#### PROBLEM TO WORK ON
Scan the entries below for the string "Mastermind" and copy every line where it turns up.

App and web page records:
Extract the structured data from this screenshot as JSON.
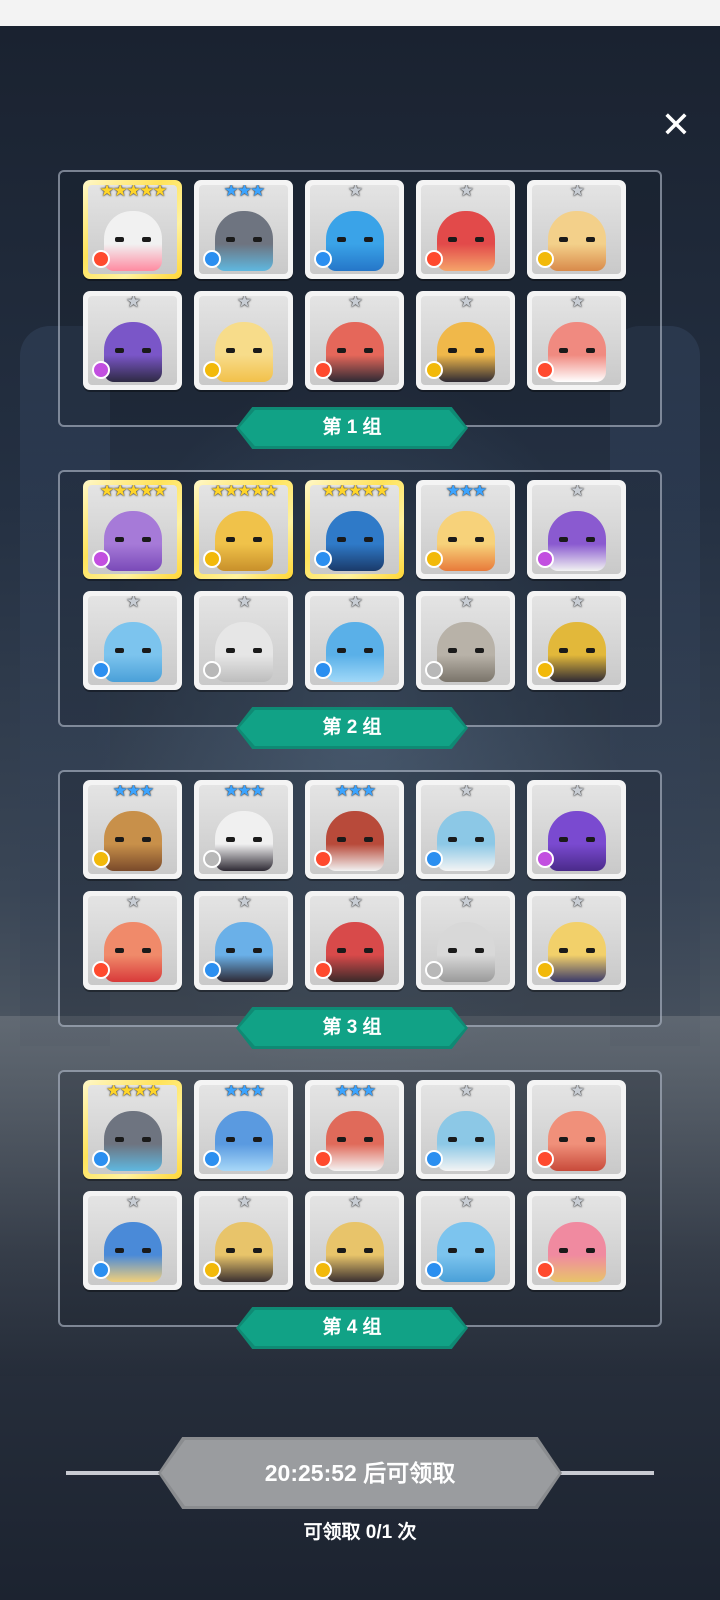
{
  "close_icon": "✕",
  "groups": [
    {
      "label": "第 1 组",
      "heroes": [
        {
          "stars": 5,
          "element": "fire",
          "color": "#f1f1f1",
          "accent": "#ff8aa0",
          "legendary": true
        },
        {
          "stars": 3,
          "element": "water",
          "color": "#6e7480",
          "accent": "#5fb8e0"
        },
        {
          "stars": 1,
          "element": "water",
          "color": "#3aa3e8",
          "accent": "#2576c8"
        },
        {
          "stars": 1,
          "element": "fire",
          "color": "#e24a4a",
          "accent": "#f5a46a"
        },
        {
          "stars": 1,
          "element": "earth",
          "color": "#f3d08a",
          "accent": "#d98a4a"
        },
        {
          "stars": 1,
          "element": "dark",
          "color": "#7a56c8",
          "accent": "#2e2a44"
        },
        {
          "stars": 1,
          "element": "earth",
          "color": "#f7dc8a",
          "accent": "#f2c14a"
        },
        {
          "stars": 1,
          "element": "fire",
          "color": "#e5675a",
          "accent": "#2e2a34"
        },
        {
          "stars": 1,
          "element": "earth",
          "color": "#f0b84a",
          "accent": "#2e2a34"
        },
        {
          "stars": 1,
          "element": "fire",
          "color": "#f08a80",
          "accent": "#ffffff"
        }
      ]
    },
    {
      "label": "第 2 组",
      "heroes": [
        {
          "stars": 5,
          "element": "dark",
          "color": "#a67ad8",
          "accent": "#7a4ab8",
          "legendary": true
        },
        {
          "stars": 5,
          "element": "earth",
          "color": "#f0c24a",
          "accent": "#c8902a",
          "legendary": true
        },
        {
          "stars": 5,
          "element": "water",
          "color": "#2f7ac8",
          "accent": "#1a3a6a",
          "legendary": true
        },
        {
          "stars": 3,
          "element": "earth",
          "color": "#f7d27a",
          "accent": "#e87a3a"
        },
        {
          "stars": 1,
          "element": "dark",
          "color": "#8a5ad0",
          "accent": "#f2f2f2"
        },
        {
          "stars": 1,
          "element": "water",
          "color": "#7cc4ee",
          "accent": "#4aa0d8"
        },
        {
          "stars": 1,
          "element": "light",
          "color": "#e6e6e6",
          "accent": "#bdbdbd"
        },
        {
          "stars": 1,
          "element": "water",
          "color": "#5ab0e8",
          "accent": "#a0d8f8"
        },
        {
          "stars": 1,
          "element": "light",
          "color": "#b8b2a8",
          "accent": "#7a746a"
        },
        {
          "stars": 1,
          "element": "earth",
          "color": "#e2b83a",
          "accent": "#2e2a34"
        }
      ]
    },
    {
      "label": "第 3 组",
      "heroes": [
        {
          "stars": 3,
          "element": "earth",
          "color": "#c8904a",
          "accent": "#7a4a2a"
        },
        {
          "stars": 3,
          "element": "light",
          "color": "#f0f0f0",
          "accent": "#2e2a34"
        },
        {
          "stars": 3,
          "element": "fire",
          "color": "#b84a3a",
          "accent": "#f2f2f2"
        },
        {
          "stars": 1,
          "element": "water",
          "color": "#8cc8e6",
          "accent": "#f4f4f4"
        },
        {
          "stars": 1,
          "element": "dark",
          "color": "#7a4ad0",
          "accent": "#4a2a8a"
        },
        {
          "stars": 1,
          "element": "fire",
          "color": "#f08a6a",
          "accent": "#d83a3a"
        },
        {
          "stars": 1,
          "element": "water",
          "color": "#6ab0e8",
          "accent": "#2e2a34"
        },
        {
          "stars": 1,
          "element": "fire",
          "color": "#d84a4a",
          "accent": "#3a2a2a"
        },
        {
          "stars": 1,
          "element": "light",
          "color": "#d8d8d8",
          "accent": "#9a9a9a"
        },
        {
          "stars": 1,
          "element": "earth",
          "color": "#f2d06a",
          "accent": "#3a3a6a"
        }
      ]
    },
    {
      "label": "第 4 组",
      "heroes": [
        {
          "stars": 4,
          "element": "water",
          "color": "#6e7480",
          "accent": "#5fb8e0",
          "legendary": true
        },
        {
          "stars": 3,
          "element": "water",
          "color": "#5a9ae0",
          "accent": "#a8d8f8"
        },
        {
          "stars": 3,
          "element": "fire",
          "color": "#e06a5a",
          "accent": "#f4f4f4"
        },
        {
          "stars": 1,
          "element": "water",
          "color": "#8cc8e6",
          "accent": "#f4f4f4"
        },
        {
          "stars": 1,
          "element": "fire",
          "color": "#f0907a",
          "accent": "#c84a3a"
        },
        {
          "stars": 1,
          "element": "water",
          "color": "#4a8ad8",
          "accent": "#f2d07a"
        },
        {
          "stars": 1,
          "element": "earth",
          "color": "#e8c46a",
          "accent": "#3a3030"
        },
        {
          "stars": 1,
          "element": "earth",
          "color": "#e8c46a",
          "accent": "#3a3030"
        },
        {
          "stars": 1,
          "element": "water",
          "color": "#7cc4ee",
          "accent": "#4aa0d8"
        },
        {
          "stars": 1,
          "element": "fire",
          "color": "#f08aa0",
          "accent": "#e8c46a"
        }
      ]
    }
  ],
  "timer": {
    "text": "20:25:52 后可领取"
  },
  "claim_count": "可领取 0/1 次",
  "colors": {
    "group_label_bg": "#11a286",
    "timer_bg": "#9a9c9f"
  }
}
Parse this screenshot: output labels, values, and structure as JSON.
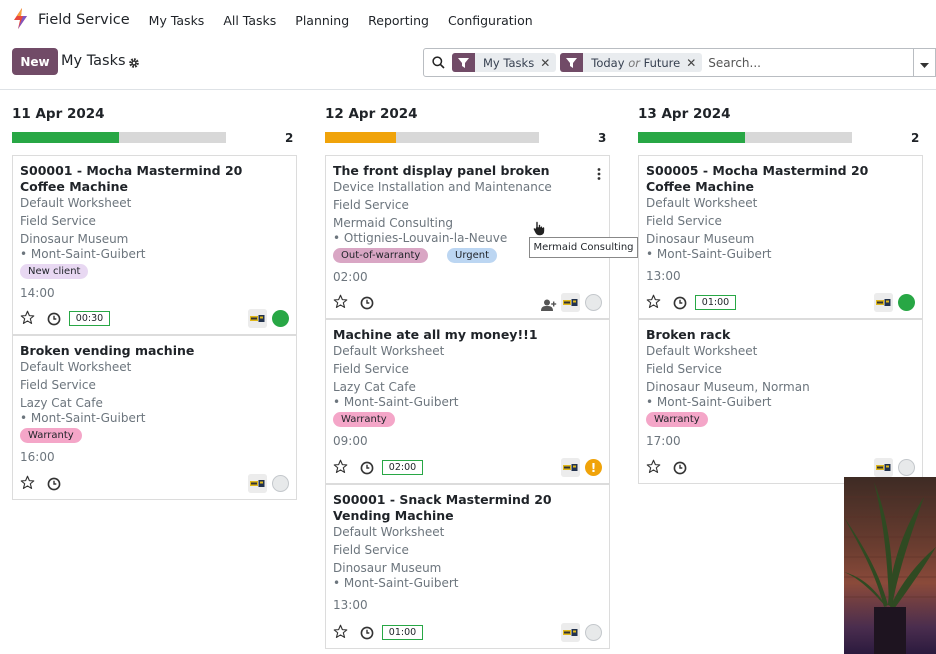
{
  "app": {
    "title": "Field Service",
    "menu": [
      "My Tasks",
      "All Tasks",
      "Planning",
      "Reporting",
      "Configuration"
    ]
  },
  "control": {
    "new_label": "New",
    "page_title": "My Tasks",
    "facets": [
      {
        "label": "My Tasks"
      },
      {
        "label_pre": "Today",
        "label_or": "or",
        "label_post": "Future"
      }
    ],
    "search_placeholder": "Search..."
  },
  "colors": {
    "brand": "#714b67",
    "green": "#28a745",
    "orange": "#f0a30a"
  },
  "columns": [
    {
      "date": "11 Apr 2024",
      "count": "2",
      "progress_color": "#28a745",
      "progress": 0.5,
      "cards": [
        {
          "title": "S00001 - Mocha Mastermind 20 Coffee Machine",
          "worksheet": "Default Worksheet",
          "project": "Field Service",
          "customer": "Dinosaur Museum",
          "city": "• Mont-Saint-Guibert",
          "tags": [
            "New client"
          ],
          "time": "14:00",
          "timer": "00:30",
          "status": "green"
        },
        {
          "title": "Broken vending machine",
          "worksheet": "Default Worksheet",
          "project": "Field Service",
          "customer": "Lazy Cat Cafe",
          "city": "• Mont-Saint-Guibert",
          "tags": [
            "Warranty"
          ],
          "time": "16:00",
          "status": "grey"
        }
      ]
    },
    {
      "date": "12 Apr 2024",
      "count": "3",
      "progress_color": "#f0a30a",
      "progress": 0.33,
      "cards": [
        {
          "title": "The front display panel broken",
          "worksheet": "Device Installation and Maintenance",
          "project": "Field Service",
          "customer": "Mermaid Consulting",
          "city": "• Ottignies-Louvain-la-Neuve",
          "tags": [
            "Out-of-warranty",
            "Urgent"
          ],
          "time": "02:00",
          "status": "grey"
        },
        {
          "title": "Machine ate all my money!!1",
          "worksheet": "Default Worksheet",
          "project": "Field Service",
          "customer": "Lazy Cat Cafe",
          "city": "• Mont-Saint-Guibert",
          "tags": [
            "Warranty"
          ],
          "time": "09:00",
          "timer": "02:00",
          "status": "orange",
          "status_symbol": "!"
        },
        {
          "title": "S00001 - Snack Mastermind 20 Vending Machine",
          "worksheet": "Default Worksheet",
          "project": "Field Service",
          "customer": "Dinosaur Museum",
          "city": "• Mont-Saint-Guibert",
          "time": "13:00",
          "timer": "01:00",
          "status": "grey"
        }
      ]
    },
    {
      "date": "13 Apr 2024",
      "count": "2",
      "progress_color": "#28a745",
      "progress": 0.5,
      "cards": [
        {
          "title": "S00005 - Mocha Mastermind 20 Coffee Machine",
          "worksheet": "Default Worksheet",
          "project": "Field Service",
          "customer": "Dinosaur Museum",
          "city": "• Mont-Saint-Guibert",
          "time": "13:00",
          "timer": "01:00",
          "status": "green"
        },
        {
          "title": "Broken rack",
          "worksheet": "Default Worksheet",
          "project": "Field Service",
          "customer": "Dinosaur Museum, Norman",
          "city": "• Mont-Saint-Guibert",
          "tags": [
            "Warranty"
          ],
          "time": "17:00",
          "status": "grey"
        }
      ]
    }
  ],
  "tooltip": "Mermaid Consulting"
}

#### TASK RESPONSE
          "title": "S00001 - Mocha Mastermind 20 Coffee Machine",
          "title": "S00001 - Snack Mastermind 20 Vending Machine",
          "title": "S00005 - Mocha Mastermind 20 Coffee Machine",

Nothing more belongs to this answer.